The level of context a dashboard provides depends on the level of data interactions and personalization. For example, more interactive dashboards can help reduce the need to jam several images into one dashboard, enabling users to pull up specific sets of data when needed. The following interactive features can be included to give users the ability to easily customize their dashboard based on metrics, elements and additional filters:
- Drill downs
Another interesting way to make a dashboard interactive is to set multiple “views” of one dashboard, showing different data based on user. For example, you can set up a single dashboard for sales reps that only shows the rep their own data, but directors can see all data.
Incorporating sharing and collaboration tools within the dashboard allows the information to quickly travel among specific audiences and easily extends the value of the data. Enabling the dashboard to be quickly shared via email, internal social networks, customer relationship management systems or even within external networks can be an easy way for businesses to communicate conclusions with several audiences, while still maintaining the integrity of the data. Also the dashboard can be extended to mobile or tablet devices. While there are many different creative avenues businesses can take when it comes to dashboards, it’s important to keep in mind that designing dashboards is hard. Identifying the types of data included within the dashboard, establishing the goals around a dashboard and then determining how this intelligence is presented can be a daunting task, regardless of the sophisticated tools available to the user.
Despite these challenges, visually compiling a huge amount of data from disparate sources in a way that makes sense and gives it value is one of the best ways to support business goals and identify how the organization can enhance its customer experience. Dashboards are the most effective ways to establish a line of communication between the organization and its partners and customers.
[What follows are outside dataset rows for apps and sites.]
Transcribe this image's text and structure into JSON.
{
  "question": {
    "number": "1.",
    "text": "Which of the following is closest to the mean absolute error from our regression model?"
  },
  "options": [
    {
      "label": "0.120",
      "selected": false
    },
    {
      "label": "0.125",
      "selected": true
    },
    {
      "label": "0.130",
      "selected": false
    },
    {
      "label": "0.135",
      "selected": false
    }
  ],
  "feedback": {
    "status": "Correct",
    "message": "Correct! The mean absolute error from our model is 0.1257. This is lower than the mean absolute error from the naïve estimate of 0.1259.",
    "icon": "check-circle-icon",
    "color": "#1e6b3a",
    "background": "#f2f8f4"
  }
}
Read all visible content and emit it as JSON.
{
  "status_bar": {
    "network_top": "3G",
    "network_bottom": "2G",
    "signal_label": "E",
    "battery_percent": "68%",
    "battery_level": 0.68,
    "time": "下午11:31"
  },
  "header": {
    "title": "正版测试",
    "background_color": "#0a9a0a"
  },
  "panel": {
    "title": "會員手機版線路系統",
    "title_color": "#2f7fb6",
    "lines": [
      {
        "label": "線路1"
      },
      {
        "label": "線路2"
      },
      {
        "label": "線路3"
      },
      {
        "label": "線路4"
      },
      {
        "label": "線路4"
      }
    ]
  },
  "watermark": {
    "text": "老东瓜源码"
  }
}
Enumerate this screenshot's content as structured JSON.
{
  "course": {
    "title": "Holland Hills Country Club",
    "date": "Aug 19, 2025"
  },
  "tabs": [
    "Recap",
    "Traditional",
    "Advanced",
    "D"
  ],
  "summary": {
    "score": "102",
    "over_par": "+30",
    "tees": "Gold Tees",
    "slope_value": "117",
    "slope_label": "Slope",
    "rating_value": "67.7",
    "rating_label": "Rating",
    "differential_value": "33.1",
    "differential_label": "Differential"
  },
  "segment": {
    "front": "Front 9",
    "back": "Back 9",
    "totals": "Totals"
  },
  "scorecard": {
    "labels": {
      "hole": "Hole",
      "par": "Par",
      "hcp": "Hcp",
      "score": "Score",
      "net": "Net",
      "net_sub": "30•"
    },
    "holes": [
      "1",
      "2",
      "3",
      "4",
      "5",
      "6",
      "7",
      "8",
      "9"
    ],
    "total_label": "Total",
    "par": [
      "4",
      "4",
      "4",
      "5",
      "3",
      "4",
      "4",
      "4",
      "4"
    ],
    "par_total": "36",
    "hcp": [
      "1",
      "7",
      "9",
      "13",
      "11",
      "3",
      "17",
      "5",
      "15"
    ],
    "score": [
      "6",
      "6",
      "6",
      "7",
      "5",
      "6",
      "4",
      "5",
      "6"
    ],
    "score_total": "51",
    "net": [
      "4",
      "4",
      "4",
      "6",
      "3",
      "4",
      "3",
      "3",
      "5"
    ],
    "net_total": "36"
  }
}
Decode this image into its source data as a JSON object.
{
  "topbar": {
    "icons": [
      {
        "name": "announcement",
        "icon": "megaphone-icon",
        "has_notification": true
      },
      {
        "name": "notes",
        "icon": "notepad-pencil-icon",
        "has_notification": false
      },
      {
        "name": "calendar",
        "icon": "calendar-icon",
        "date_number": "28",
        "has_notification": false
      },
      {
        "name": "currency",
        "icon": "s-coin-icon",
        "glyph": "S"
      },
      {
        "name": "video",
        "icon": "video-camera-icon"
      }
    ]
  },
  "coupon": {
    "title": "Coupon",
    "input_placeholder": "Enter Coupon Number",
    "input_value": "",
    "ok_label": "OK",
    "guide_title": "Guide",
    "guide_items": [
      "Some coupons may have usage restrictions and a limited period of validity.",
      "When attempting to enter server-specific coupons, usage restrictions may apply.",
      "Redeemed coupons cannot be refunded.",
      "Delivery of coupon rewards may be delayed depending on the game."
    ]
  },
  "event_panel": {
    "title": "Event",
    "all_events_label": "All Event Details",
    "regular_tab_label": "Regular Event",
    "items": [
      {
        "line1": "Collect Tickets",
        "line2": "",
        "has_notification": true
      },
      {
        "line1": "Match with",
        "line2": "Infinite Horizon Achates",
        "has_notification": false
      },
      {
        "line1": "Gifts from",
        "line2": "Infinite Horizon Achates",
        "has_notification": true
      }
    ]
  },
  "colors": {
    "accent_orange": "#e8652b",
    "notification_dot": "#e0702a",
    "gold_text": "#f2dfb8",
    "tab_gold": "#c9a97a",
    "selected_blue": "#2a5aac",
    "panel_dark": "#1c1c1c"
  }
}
By keeping the dashboard uncluttered while still providing a comprehensive, intelligence-rich snapshot of the business information, employees will gain the context to make data-driven decisions and improve the customer experience.
David Toliver is the Director of Corporate Marketing at Angel. Check out his blog here.